Senate President Vicente “Tito” Sotto III and Sen. Panfilo Lacson on Monday, February 3, urged President Rodrigo Duterte to reconsider his decision to terminate the Visiting Forces Agreement between the country and the United States until the Senate has time to review the impact of withdrawing from the deal.
The VFA, which came into force in 1999, covers the conduct of U.S. soldiers in the Philippines.
The provisions of the deal include lax visa and passport policies for U.S. troops, and the rights of the U.S. government to retain its jurisdiction over its military personnel when they commit crimes in the Philippines.
On Jan. 23, Duterte threatened to scrap the VFA following the U.S.’ cancellation of Senator Ronald “Bato” Dela Rosa’s visa.
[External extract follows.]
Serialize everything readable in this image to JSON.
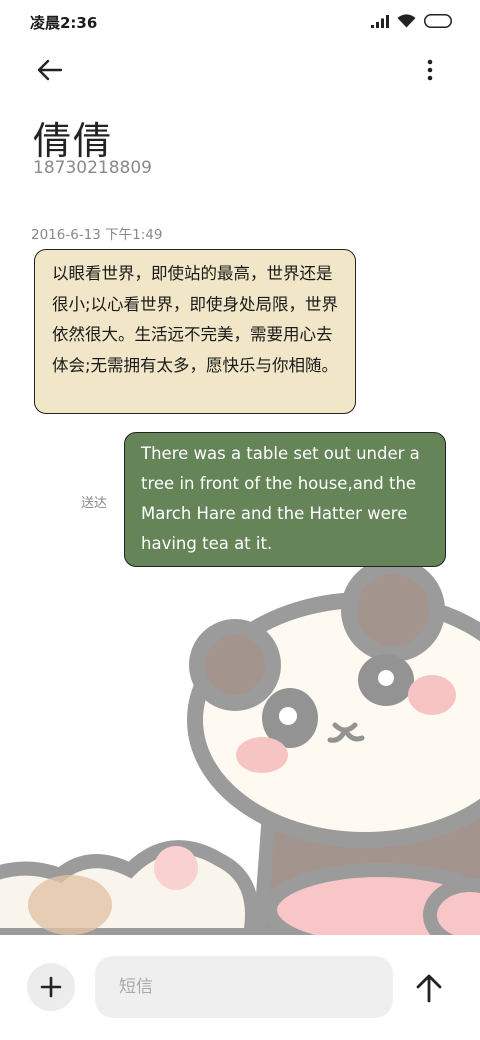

He gave the U.S. a month to “correct” the cancellation of Dela Rosa’s visa, however, he ordered the start of the termination process the following day.
For their part, Sotto and Lacson filed Senate Resolution 312 which expresses the “sense of the Senate to earnestly request the president to reconsider his planned abrogation of the Visiting Forces Agreement in the meantime that the Senate is conducting a review and impact assessment in view of ensuring the continued safety and security of the Philippines and the Asia Pacific and maintaining the existing balance power in the region.”
And while the senators recognize Duterte’s authority to terminate treaties and agreements, they stated in the resolution that “the Senate should be given the opportunity to conduct a review and assessment of the impact of the withdrawal on the country’s security and economy.”
The Senate has yet to vote on the resolution.
According to Sotto, most of his colleagues in the upper chamber of Congress are not in favor of terminating the VFA with the U.S.